    But I’m not really well versed enough to understand the nuances of advanced wordplay, juggling between mondegreens, eggcorns, spoonerisms and other side dishes of word salad. I usually wade in the kiddie pool of language and limit myself to idioms.
    Idioms can be truly bizarre when you take the time to think about them. Like saying that something costs an arm and a leg. So what can you get for a spleen and a gall bladder?
    Now, one of the most overused colloquialisms is “Practice what you preach.” Some people liken this to meaning “Walk the walk and talk the talk.”
    Actually, the correct terminology should be “Walk the talk,” meaning to follow a set of rules or directions that you expect others to follow.
    All too often however, the intended meaning is, “Do as I say, not as I do.”
    A perfect case in point would be Bristol Palin, who was paid by the Candie’s Foundation to promote “her message” on the importance of abstinence.
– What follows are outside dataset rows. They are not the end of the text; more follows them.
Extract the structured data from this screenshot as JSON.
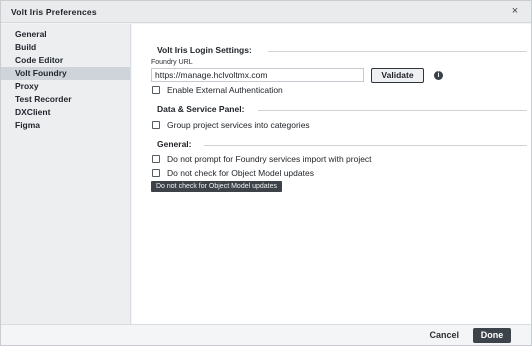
{
  "window": {
    "title": "Volt Iris Preferences",
    "close_glyph": "×"
  },
  "sidebar": {
    "items": [
      {
        "label": "General"
      },
      {
        "label": "Build"
      },
      {
        "label": "Code Editor"
      },
      {
        "label": "Volt Foundry",
        "active": true
      },
      {
        "label": "Proxy"
      },
      {
        "label": "Test Recorder"
      },
      {
        "label": "DXClient"
      },
      {
        "label": "Figma"
      }
    ]
  },
  "login_section": {
    "title": "Volt Iris Login Settings:",
    "url_label": "Foundry URL",
    "url_value": "https://manage.hclvoltmx.com",
    "validate_label": "Validate",
    "info_icon": "info-icon",
    "external_auth_label": "Enable External Authentication",
    "external_auth_checked": false
  },
  "data_section": {
    "title": "Data & Service Panel:",
    "group_label": "Group project services into categories",
    "group_checked": false
  },
  "general_section": {
    "title": "General:",
    "no_import_prompt_label": "Do not prompt for Foundry services import with project",
    "no_import_prompt_checked": false,
    "no_model_check_label": "Do not check for Object Model updates",
    "no_model_check_checked": false,
    "tooltip": "Do not check for Object Model updates"
  },
  "footer": {
    "cancel_label": "Cancel",
    "done_label": "Done"
  },
  "colors": {
    "active_sidebar": "#cfd4da",
    "done_button": "#3d434a",
    "tooltip_bg": "#3c4248"
  }
}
  • Attacks on journalists can’t be tolerated

    On Wednesday, the world was shocked and appalled by the deplorable attacks at the Paris office of the French satirical weekly Charlie Hebdo. Twelve men and women were murdered for expressing their freedom of speech.
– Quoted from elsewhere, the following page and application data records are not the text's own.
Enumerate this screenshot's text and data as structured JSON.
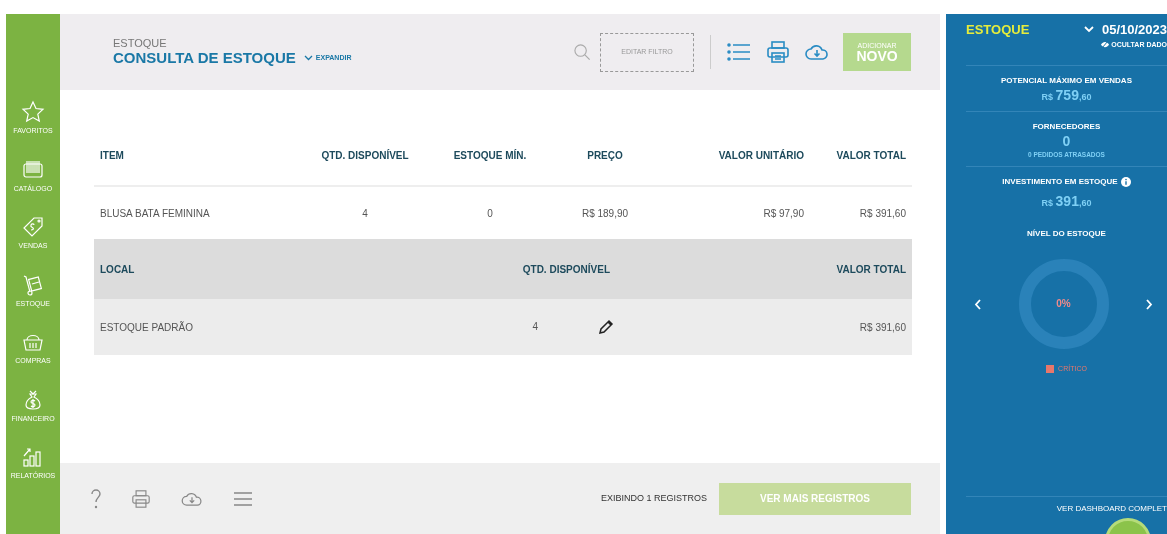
{
  "sidebar": {
    "items": [
      {
        "label": "FAVORITOS"
      },
      {
        "label": "CATÁLOGO"
      },
      {
        "label": "VENDAS"
      },
      {
        "label": "ESTOQUE"
      },
      {
        "label": "COMPRAS"
      },
      {
        "label": "FINANCEIRO"
      },
      {
        "label": "RELATÓRIOS"
      }
    ]
  },
  "header": {
    "breadcrumb": "ESTOQUE",
    "title": "CONSULTA DE ESTOQUE",
    "expand": "EXPANDIR",
    "filter_button": "EDITAR FILTRO",
    "add_button": {
      "line_1": "ADICIONAR",
      "line_2": "NOVO"
    }
  },
  "items_table": {
    "columns": [
      "ITEM",
      "QTD. DISPONÍVEL",
      "ESTOQUE MÍN.",
      "PREÇO",
      "VALOR UNITÁRIO",
      "VALOR TOTAL"
    ],
    "rows": [
      [
        "BLUSA BATA FEMININA",
        "4",
        "0",
        "R$ 189,90",
        "R$ 97,90",
        "R$ 391,60"
      ]
    ]
  },
  "locations_table": {
    "columns": [
      "LOCAL",
      "QTD. DISPONÍVEL",
      "VALOR TOTAL"
    ],
    "rows": [
      {
        "local": "ESTOQUE PADRÃO",
        "quantity": "4",
        "total": "R$ 391,60",
        "editable": true
      }
    ]
  },
  "footer": {
    "count": "EXIBINDO 1 REGISTROS",
    "more_button": "VER MAIS REGISTROS"
  },
  "panel": {
    "title": "ESTOQUE",
    "date": "05/10/2023",
    "hide_link": "OCULTAR DADO",
    "stats": [
      {
        "kind": "money",
        "label": "POTENCIAL MÁXIMO EM VENDAS",
        "prefix": "R$",
        "amount": "759",
        "cents": ",60",
        "info": false
      },
      {
        "kind": "count",
        "label": "FORNECEDORES",
        "value": "0",
        "note": "0 PEDIDOS ATRASADOS",
        "info": false
      },
      {
        "kind": "money",
        "label": "INVESTIMENTO EM ESTOQUE",
        "prefix": "R$",
        "amount": "391",
        "cents": ",60",
        "info": true
      }
    ],
    "stock_level": {
      "label": "NÍVEL DO ESTOQUE",
      "reading": "0%",
      "level": 0,
      "legend": [
        {
          "label": "CRÍTICO",
          "color": "#e8776b"
        }
      ]
    },
    "dashboard_link": "VER DASHBOARD COMPLET"
  }
}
    Sadly, it is not an isolated incident.
    In August, journalist James Foley was beheaded in Syria after being held captive for nearly two years. In September, a gruesome video released by terrorists showed freelance journalist Steven Sotloff beheaded.
    It has become a disturbing trend for radicals and terrorists to target journalists. These attacks challenge the value of free speech at its core.
    Worldwide, there have been more than 60 journalists killed and more than 100 kidnapped in the past year. This is unacceptable. It cannot continue. Every attack on the press is an attack on all of our freedom.
    A free press is a vital and integral part of any free society. Even in our country, we have seen steps taken to limit and outright prevent the media from doing its job.
    In 2013, the newspaper industry was shocked to learn the U.S. Department of Justice seized reporters’ personal records and phone logs. New York Times reporter James Risen has faced the threat of jail time for more than a year because of his unwillingness to divulge the names of confidential sources.